A B C D E F G H I J K L M N O P Q R S T U V W X Y Z

Burns and scalds
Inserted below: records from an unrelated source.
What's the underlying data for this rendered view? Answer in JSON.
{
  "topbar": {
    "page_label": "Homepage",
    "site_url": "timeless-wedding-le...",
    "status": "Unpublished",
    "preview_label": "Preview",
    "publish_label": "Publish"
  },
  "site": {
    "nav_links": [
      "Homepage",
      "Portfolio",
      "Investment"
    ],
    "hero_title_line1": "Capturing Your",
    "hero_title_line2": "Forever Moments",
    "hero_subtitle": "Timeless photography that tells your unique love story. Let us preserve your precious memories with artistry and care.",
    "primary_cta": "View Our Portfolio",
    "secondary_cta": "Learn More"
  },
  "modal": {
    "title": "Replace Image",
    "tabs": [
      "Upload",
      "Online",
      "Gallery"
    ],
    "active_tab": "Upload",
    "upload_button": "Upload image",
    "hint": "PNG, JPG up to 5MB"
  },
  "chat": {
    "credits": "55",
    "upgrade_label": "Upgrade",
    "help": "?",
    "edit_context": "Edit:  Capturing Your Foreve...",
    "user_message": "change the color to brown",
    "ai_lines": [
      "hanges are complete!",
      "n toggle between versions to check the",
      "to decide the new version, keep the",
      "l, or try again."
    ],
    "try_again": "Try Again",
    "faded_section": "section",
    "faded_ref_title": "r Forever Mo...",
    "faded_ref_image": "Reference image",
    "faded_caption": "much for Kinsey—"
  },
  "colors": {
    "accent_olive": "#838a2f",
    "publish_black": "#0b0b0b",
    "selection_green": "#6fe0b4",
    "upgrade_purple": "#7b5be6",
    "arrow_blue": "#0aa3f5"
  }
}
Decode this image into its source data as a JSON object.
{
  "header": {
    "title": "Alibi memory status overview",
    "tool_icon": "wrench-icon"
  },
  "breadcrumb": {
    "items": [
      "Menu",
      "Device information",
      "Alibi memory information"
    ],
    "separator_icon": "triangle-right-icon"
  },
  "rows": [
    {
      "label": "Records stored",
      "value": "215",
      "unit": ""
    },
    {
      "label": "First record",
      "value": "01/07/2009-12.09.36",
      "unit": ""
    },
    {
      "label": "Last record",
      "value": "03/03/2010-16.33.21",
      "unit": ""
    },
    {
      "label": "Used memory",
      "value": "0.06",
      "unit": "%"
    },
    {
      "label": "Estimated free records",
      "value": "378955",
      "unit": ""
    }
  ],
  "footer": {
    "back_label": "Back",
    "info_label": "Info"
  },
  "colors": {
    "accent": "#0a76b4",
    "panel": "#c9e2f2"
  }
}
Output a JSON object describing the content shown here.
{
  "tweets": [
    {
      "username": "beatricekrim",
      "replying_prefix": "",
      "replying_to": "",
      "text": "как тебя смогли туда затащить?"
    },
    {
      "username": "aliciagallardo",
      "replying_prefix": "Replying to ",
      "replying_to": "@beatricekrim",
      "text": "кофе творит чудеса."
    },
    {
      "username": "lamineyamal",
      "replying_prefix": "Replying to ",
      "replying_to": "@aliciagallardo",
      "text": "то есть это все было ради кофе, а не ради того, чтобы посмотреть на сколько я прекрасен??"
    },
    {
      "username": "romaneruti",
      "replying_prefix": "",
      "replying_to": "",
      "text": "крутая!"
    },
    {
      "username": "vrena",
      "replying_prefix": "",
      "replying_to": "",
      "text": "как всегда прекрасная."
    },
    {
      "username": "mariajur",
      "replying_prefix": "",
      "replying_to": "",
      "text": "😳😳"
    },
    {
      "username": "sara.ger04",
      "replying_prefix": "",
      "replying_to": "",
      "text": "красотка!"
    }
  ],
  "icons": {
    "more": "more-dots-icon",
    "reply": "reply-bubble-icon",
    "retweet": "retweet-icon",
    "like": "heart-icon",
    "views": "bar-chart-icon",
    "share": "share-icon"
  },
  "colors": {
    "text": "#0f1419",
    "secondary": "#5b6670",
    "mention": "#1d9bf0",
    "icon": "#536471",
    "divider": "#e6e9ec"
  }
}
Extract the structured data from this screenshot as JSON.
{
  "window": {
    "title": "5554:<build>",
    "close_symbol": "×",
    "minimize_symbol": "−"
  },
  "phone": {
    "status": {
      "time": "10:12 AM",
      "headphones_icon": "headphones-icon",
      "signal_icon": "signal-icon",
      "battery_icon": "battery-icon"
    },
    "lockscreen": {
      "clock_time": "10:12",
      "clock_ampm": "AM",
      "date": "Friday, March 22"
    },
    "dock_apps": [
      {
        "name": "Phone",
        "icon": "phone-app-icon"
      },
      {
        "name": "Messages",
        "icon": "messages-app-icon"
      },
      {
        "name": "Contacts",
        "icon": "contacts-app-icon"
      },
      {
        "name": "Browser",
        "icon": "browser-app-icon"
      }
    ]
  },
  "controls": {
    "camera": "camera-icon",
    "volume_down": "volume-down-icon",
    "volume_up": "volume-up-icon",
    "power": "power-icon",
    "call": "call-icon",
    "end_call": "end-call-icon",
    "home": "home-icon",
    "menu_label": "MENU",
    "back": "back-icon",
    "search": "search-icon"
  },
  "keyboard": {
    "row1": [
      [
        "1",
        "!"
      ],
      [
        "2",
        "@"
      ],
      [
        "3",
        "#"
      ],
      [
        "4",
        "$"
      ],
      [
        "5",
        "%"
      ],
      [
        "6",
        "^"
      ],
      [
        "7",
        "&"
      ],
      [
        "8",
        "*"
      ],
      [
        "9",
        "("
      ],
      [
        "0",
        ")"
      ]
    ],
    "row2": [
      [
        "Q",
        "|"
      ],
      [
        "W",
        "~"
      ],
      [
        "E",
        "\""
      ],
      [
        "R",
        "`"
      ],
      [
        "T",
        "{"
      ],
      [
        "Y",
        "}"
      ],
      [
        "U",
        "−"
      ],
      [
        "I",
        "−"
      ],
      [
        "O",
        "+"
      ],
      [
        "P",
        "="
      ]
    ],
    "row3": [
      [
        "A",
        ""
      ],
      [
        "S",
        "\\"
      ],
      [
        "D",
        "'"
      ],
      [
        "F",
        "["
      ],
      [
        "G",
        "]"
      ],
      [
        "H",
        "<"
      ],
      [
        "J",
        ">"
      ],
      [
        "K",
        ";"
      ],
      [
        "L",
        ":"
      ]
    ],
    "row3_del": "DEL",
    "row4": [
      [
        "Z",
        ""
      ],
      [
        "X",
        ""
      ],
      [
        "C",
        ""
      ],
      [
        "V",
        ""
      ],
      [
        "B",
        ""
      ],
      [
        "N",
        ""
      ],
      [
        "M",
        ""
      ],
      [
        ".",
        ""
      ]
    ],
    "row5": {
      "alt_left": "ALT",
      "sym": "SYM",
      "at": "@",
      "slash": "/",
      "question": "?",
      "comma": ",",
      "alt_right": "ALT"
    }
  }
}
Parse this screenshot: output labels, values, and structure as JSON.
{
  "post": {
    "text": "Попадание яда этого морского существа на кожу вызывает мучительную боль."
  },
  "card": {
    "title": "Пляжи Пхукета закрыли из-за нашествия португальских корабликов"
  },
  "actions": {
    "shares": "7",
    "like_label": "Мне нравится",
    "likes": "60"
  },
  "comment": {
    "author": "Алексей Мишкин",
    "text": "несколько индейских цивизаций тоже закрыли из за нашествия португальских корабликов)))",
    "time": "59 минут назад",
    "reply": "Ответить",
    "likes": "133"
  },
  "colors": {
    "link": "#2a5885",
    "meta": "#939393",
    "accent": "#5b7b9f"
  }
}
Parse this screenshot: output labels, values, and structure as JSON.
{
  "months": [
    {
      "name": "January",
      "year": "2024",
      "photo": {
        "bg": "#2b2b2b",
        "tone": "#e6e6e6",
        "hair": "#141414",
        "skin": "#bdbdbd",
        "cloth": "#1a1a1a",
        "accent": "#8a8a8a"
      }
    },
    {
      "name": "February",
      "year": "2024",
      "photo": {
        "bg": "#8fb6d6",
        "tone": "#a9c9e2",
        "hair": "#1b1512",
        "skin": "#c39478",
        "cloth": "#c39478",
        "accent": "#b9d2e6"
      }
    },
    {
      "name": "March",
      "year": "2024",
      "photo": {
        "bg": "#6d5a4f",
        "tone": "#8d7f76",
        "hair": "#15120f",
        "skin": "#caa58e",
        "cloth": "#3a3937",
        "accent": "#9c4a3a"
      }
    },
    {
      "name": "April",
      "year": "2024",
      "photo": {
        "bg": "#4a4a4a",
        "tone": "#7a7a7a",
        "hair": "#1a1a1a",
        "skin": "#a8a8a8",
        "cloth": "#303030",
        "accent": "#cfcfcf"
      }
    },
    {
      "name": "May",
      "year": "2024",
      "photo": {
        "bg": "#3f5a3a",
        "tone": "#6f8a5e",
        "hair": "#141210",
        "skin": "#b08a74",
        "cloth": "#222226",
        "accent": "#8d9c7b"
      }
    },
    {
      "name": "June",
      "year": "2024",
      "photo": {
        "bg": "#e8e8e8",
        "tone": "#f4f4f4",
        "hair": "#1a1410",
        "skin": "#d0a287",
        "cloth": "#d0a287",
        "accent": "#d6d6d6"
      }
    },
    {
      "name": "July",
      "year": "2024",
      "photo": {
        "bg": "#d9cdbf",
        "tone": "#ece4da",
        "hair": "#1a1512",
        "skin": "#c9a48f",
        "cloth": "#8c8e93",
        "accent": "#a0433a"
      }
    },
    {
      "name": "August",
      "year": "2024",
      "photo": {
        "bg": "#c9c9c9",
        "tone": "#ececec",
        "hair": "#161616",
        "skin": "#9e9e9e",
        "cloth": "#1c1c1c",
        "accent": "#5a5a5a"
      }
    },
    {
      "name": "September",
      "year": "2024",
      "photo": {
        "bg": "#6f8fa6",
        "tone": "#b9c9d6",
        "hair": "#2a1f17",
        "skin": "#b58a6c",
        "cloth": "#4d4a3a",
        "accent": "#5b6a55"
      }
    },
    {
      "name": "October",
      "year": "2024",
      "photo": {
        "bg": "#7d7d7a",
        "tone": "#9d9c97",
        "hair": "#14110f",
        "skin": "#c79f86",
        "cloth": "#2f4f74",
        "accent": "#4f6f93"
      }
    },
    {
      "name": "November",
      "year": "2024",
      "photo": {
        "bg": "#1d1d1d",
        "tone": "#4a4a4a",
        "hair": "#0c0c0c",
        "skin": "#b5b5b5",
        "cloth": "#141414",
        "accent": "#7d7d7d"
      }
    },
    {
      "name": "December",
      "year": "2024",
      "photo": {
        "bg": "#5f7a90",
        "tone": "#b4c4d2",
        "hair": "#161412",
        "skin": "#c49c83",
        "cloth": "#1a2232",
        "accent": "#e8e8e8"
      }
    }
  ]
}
Young children are at high risk of accidents involving burns Scalds and burns account for about 6% of injuries in young children. Spilt hot drinks cause most scalds. They are still hot enough to scald a child 15 minutes after being made. Some burns can be treated with simple first aid, but others will need medical attention. Types of burn Superficial burns or scalds affect only the top layer of skin, such as those seen with mild sunburn. The skin appears red and is mildly painful. The top layer may later peel off but the skin beneath is healthy. Partial thickness burns cause deeper damage and tend to blister. However, some of the deeper skin is left undamaged. How to avoid child burns and scolds Never hold a hot drink and a child at the same time Encourage the use of a coiled flex or a cordless kettle Keep small children out of the kitchen whenever possible Turn cold water on first and always test water temperature with your elbow before letting a child into the bath or shower Use rear hotplates and turn pan handles away from the front of the cooker Fit smoke alarms in the house Keep matches and lighters away from children if in the sun, protect skin with sunscreen Source: The Royal Society for the Prevention of Accidents They are often caused by hot water and are very painful to touch, but usually heal within two to three weeks with minimal scarring. In some cases the damage will be deeper and there may be no pain and scarring is common. These may require surgical repair and skin grafting. Full thickness burns, also known as third degree burns, involve the whole thickness of the skin, including the deeper sweat glands. These can occur when the burning agent is hot oil, for example. The skin will be charred, leathery and pale and there will be no sensation of pain. Such burns do not heal on their own and will need surgical repair and grafting and can leave substantial scarring. In extreme cases the damage will go beyond the skin and involve the underlying structures such as subcutaneous fat, muscle and bone. These injuries can be life-threatening. When to seek help Minor burns and scalds can be managed using first aid. Cool the burnt area immediately with cool water (preferably running water) for at least 20 minutes. Remove any jewellery from around the infected area because there may be swelling. After cooling, remove clothing from the burnt area, but do not try to pull off clothing that has stuck to the skin as this may cause more damage. A cold compress such as a tea towel soaked in cold water may be soothing over a burnt area. Mild burns heal quicker if left to the fresh air. It is best to see a doctor or nurse if you are unsure about what to do after a burn or the burn is more severe (if it has blistered for example) or complications such as infection develop. Before going to hospital the burn can be loosely covered with cling film or a clean plastic bag. Burns that will always require immediate medical attention include electrical burns, full thickness burns, partial thickness burns on the face, hands, arms, feet, legs or genitals and any burn that is larger than the size of the hand of the person affected.